A Face in the Crowda-face-in-the-crowd-1957-poster-artwork-walter-matthau-patricia-neal-howard-smith
Directed by Elia Kazan
Written by Budd Schulberg
Newtown Productions
Repeat viewing/Netflix rental


Marcia Jeffries: You put your whole self into that laugh, don’t you?

Lonesome Rhodes: Marcia, I put my whole self into everything I do.

This is must-see viewing during any U.S. political campaign but is fantastic any time.

Marcia Jeffries (Patricia Neal) has just graduated from Swarthmore and is aiming to take her uncle’s Arkansas radio station to new heights.  She has started a morning program called “A Face in the Crowd” in which she does man-in-the-street interviews.  This particular Fourth of July day she decides to do her program from the local jail.  The inmates aren’t too eager to participate.  Finally, the sheriff wakes up a guitar-playing drunk and offers to let him out the next day if he will perform.  Taking the bait, the inmate (Andy Griffith) sings and joshes on the radio.  Marcia dubs him Lonesome Rhodes and recognizes his charisma and talent.  The station gives him his own show.  Lonesome sets about attempting to seduce the reluctant Marcia.

Lonesome swiftly builds quite a following with his down-home humor and straight talk.  He is uncontrollable however and throws out his advertising copy, frequently belittling the sponsor.  Despite this, ratings and sales of the sponsored products continue to rise until Lonesome makes another smash hit on TV in Memphis.  He begins to realize he has his audiences in the palm of his hand.  Marcia surrenders.


Lonesome’s show moves on to New York where he becomes much sought-after as an advertising and campaign consultant.  His vices and ego start spinning out of control.  With Walter Matthau as a disillusioned scriptwriter, Lee Remick as a sexy teenaged baton twirler, and Anthony Franciosa as an office boy turned agent.


I love this scathing expose of mass media.  You can’t help wondering what some of our candidates talk about when the cameras and microphones are turned off.

The performances, particularly by Griffith and Neal, are perfection.  Griffith was never seen like this before or since and is a positive revelation.  He can actually be quite sexy and he has the hypocrite nailed.  Apparently, the man himself was more like his TV persona, however.  I’ve never seen Neal give a bad performance and here, coming off a 4-year break from acting and nervous breakdown, she is particularly vulnerable and affecting.
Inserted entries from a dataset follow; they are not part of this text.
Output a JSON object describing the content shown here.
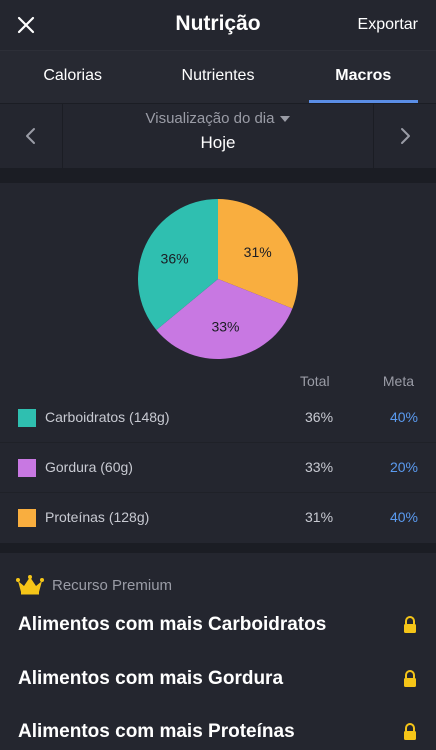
{
  "header": {
    "title": "Nutrição",
    "export_label": "Exportar"
  },
  "tabs": [
    {
      "label": "Calorias",
      "active": false
    },
    {
      "label": "Nutrientes",
      "active": false
    },
    {
      "label": "Macros",
      "active": true
    }
  ],
  "day_selector": {
    "caption": "Visualização do dia",
    "value": "Hoje"
  },
  "chart_data": {
    "type": "pie",
    "slices": [
      {
        "label": "Proteínas",
        "value": 31,
        "color": "#f9ae3f"
      },
      {
        "label": "Gordura",
        "value": 33,
        "color": "#c878e2"
      },
      {
        "label": "Carboidratos",
        "value": 36,
        "color": "#2fbfb0"
      }
    ],
    "slice_labels": [
      "31%",
      "33%",
      "36%"
    ]
  },
  "macros_table": {
    "col_total": "Total",
    "col_goal": "Meta",
    "rows": [
      {
        "name": "Carboidratos (148g)",
        "total": "36%",
        "goal": "40%",
        "color": "#2fbfb0"
      },
      {
        "name": "Gordura (60g)",
        "total": "33%",
        "goal": "20%",
        "color": "#c878e2"
      },
      {
        "name": "Proteínas (128g)",
        "total": "31%",
        "goal": "40%",
        "color": "#f9ae3f"
      }
    ]
  },
  "premium": {
    "label": "Recurso Premium",
    "items": [
      {
        "label": "Alimentos com mais Carboidratos"
      },
      {
        "label": "Alimentos com mais Gordura"
      },
      {
        "label": "Alimentos com mais Proteínas"
      }
    ]
  },
  "colors": {
    "accent": "#5b8ee6",
    "goal_text": "#5b9bf0",
    "premium_gold": "#f5c518"
  }
}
Highly recommended.

Andy Griffith, Lee Remick, and Anthony Franciosa made their film debuts in A Face in the Crowd.


2 thoughts on “A Face in the Crowd (1957)

  1. It’s funny, since Andy Griffiths became such a voice and face of compassion, down-home values, and goddness of small-town America that his first prominent role was as someone who cashes is on that in the most cynical way possible.
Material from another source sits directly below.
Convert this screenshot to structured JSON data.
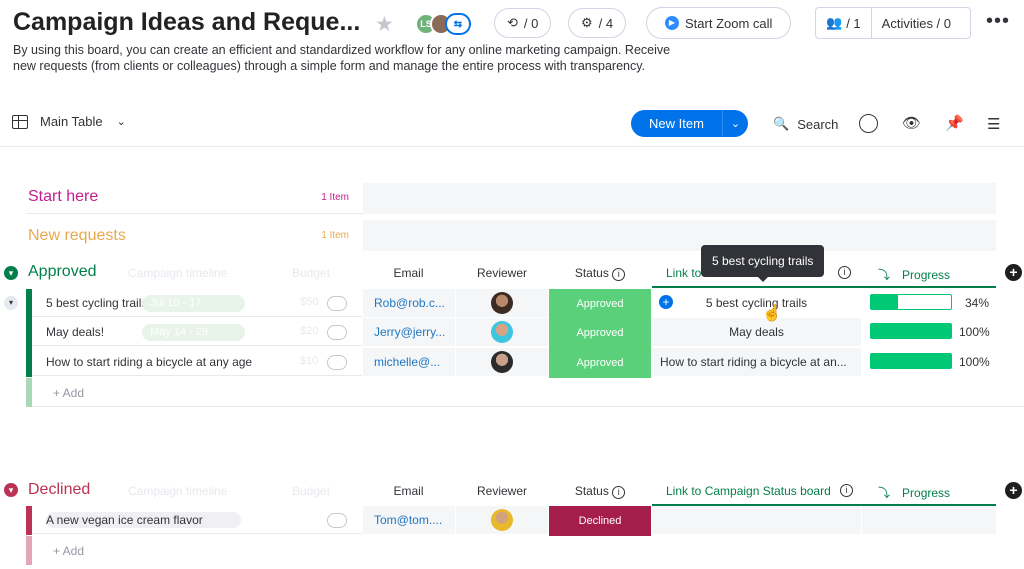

    Hell of a movie shamefully forgotten by most people.

    • I just watched the documentary on the DVD where Griffith (among others) was interviewed. He talked about how Kazan got the performance from him. He said that later people criticized Kazan’s tactics but he said that was what he wanted. It sounded like it was a really good experience for him.

Leave a Reply

Your email address will not be published. Required fields are marked *